* **ASSIGNMENT**: Search the listing below for the word "Trant" and copy each line that holds it.

* **DATA FOR THIS TASK**:
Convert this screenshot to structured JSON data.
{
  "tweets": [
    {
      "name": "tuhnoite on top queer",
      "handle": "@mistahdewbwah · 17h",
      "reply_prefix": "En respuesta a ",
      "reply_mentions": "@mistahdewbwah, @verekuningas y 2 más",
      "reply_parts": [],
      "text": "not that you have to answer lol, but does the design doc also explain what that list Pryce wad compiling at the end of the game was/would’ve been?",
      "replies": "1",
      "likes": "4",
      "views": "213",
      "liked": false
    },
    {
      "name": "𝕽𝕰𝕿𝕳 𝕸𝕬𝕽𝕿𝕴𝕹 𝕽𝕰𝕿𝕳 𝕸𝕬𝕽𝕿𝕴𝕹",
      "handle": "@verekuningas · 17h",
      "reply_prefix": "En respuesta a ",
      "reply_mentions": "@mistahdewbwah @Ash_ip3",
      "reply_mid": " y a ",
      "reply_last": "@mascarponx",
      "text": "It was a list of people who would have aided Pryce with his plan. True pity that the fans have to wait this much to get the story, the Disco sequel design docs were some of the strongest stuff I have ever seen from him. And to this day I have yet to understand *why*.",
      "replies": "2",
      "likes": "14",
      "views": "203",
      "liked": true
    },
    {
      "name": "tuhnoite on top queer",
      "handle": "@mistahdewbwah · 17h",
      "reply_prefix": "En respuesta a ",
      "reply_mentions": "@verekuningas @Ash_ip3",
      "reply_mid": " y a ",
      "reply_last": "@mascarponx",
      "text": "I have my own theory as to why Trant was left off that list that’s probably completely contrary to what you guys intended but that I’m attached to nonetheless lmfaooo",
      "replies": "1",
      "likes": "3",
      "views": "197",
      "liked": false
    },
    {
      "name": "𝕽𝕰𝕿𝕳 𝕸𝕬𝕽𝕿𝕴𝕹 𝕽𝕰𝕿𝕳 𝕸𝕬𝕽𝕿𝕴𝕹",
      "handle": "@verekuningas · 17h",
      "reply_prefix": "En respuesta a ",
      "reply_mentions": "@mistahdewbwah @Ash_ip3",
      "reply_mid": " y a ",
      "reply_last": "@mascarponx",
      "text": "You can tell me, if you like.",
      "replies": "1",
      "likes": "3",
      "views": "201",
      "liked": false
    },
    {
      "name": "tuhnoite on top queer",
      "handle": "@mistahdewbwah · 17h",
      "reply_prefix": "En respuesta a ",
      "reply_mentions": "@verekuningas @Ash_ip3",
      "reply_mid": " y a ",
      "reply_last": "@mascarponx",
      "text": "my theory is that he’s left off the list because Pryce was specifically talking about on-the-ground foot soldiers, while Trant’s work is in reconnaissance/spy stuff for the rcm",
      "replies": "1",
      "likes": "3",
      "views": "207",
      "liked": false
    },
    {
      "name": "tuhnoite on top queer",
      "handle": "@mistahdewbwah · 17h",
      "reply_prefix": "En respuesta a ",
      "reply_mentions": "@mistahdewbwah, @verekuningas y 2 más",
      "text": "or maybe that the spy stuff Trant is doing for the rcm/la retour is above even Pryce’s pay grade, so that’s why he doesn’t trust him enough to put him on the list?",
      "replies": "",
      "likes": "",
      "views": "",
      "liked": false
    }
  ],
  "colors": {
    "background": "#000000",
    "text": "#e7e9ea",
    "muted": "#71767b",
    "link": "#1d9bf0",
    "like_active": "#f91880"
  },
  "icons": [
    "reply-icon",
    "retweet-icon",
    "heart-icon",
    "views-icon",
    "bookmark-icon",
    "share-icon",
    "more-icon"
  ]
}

* **SOLUTION TO THIS TASK**:
      "text": "I have my own theory as to why Trant was left off that list that’s probably completely contrary to what you guys intended but that I’m attached to nonetheless lmfaooo",
      "text": "my theory is that he’s left off the list because Pryce was specifically talking about on-the-ground foot soldiers, while Trant’s work is in reconnaissance/spy stuff for the rcm",
      "text": "or maybe that the spy stuff Trant is doing for the rcm/la retour is above even Pryce’s pay grade, so that’s why he doesn’t trust him enough to put him on the list?",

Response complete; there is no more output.